Dr. Hofmann's current research seeks to answer questions about stem cell biology using spermatogonial stem cells as a model.

Learn more about Dr. Marie-Claude Hofmann

Published Date: February 12, 2008

NIH Funds New Reproduction Research Center at Illinois

Published Date:February 8, 2008

The Advisory Council of the National Institute of Child Health and Human Development has approved funding to support a Center for Reproduction and Infertility Research at the University of Illinois at Urbana-Champaign. The center will support research aimed at expanding the science underlying the success or failure of human reproduction with the goal of improving human reproductive health.

The Department of Veterinary Biosciences faculty who will lead synergistic research projects at the center are Indrani Bagchi and Paul Cooke.

Published Date: February 8, 2008

Yao to Receive Young Investigator Award

Published Date:February 8, 2008

Humphrey Yao, assistant professor of veterinary biosciences, will receive the 2008 New Investigator Award at the annual meeting for the Society for the Study of Reproduction (SSR) in May 2008 where he will make a presentation showcasing his research.

This award recognizes members of the Society for outstanding research completed and published within 10 years after receiving the PhD or other equivalent professional degree.
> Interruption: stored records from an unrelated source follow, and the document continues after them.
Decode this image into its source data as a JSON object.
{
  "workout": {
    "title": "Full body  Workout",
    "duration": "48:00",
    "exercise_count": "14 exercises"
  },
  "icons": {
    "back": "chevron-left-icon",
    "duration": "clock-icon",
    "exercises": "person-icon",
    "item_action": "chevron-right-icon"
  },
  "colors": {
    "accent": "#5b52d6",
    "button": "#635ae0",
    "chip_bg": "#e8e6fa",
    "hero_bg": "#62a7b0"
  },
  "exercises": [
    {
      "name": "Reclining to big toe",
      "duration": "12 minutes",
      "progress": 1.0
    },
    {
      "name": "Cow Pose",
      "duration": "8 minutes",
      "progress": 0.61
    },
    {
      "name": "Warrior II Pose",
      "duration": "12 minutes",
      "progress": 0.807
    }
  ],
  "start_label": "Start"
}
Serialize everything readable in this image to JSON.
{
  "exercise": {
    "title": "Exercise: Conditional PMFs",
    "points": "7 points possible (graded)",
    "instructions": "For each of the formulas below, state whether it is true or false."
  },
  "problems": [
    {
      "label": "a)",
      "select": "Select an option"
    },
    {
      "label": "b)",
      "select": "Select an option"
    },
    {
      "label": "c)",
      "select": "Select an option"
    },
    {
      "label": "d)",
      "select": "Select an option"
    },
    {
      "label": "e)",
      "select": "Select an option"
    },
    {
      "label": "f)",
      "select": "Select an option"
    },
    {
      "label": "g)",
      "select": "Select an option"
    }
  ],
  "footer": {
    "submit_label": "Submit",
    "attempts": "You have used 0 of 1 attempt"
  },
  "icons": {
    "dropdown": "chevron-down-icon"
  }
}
Criteria include originality, conceptual breakthrough, contribution and significance to the field and development of new methodology, technology or clinical procedures.

"His accomplishments as an independent investigator, teacher and mentor of graduate students and as a faculty member have been stellar," remarked one of Yao's nominators. "He has established a very mature research program and has made solid and novel contributions to the field of reproductive biology."

The research focus of Dr. Yao's laboratory is to understand the fundamental process for the formation of sex organs in mammals. His lab uses genetic mouse models and molecular approaches to define the cellular process for gonadal development and establishment of the reproductive organs. Dr. Yao and his group hope that one day they can apply this knowledge to understand the origins of reproductive problems such as reproductive birth defects and infertility in humans.

One of Dr. Yao's recent projects has centered on locating the gene that spurs development of the epididymis, an organ essential for male fertility. In spring of 2007, Yao's research team discovered a mutant mouse embryo that led them to a gene essential for the coiling of epididymis.

Published Date: February 8, 2008

$3 Million Grant Furthers Study of Risk Factors for Hot Flashes

Published Date:September 25, 2007

With the help of a five-year, $3 million grant from the National Institute of Aging, a professor at the University of Illinois College of Veterinary Medicine will begin to examine why obesity is associated with increased risk of hot flashes in mid-life women. Earlier this year, Dr. Jodi Flaws, veterinary biosciences professor at the University of Illinois College of Veterinary Medicine, found that obese women have lower levels of estrogen. Her new study, entitled "Risk Factors for Hot Flashes in Mid-Life Women," will test the hypothesis that obesity is associated with hot flashes through mechanisms that involve ovarian failure, altered sex steroid hormone levels, and selected genetic polymorphisms. Dr. Flaws and her colleagues at Johns Hopkins University will recruit obese and non-obese perimenopausal women aged 45 to 54 and will follow them for four years to determine whether differences in hormones or genetics increase risk of hot flashes. While most participants will be recruited from the state of Maryland, some may be recruited within Illinois.

Published Date: September 25, 2007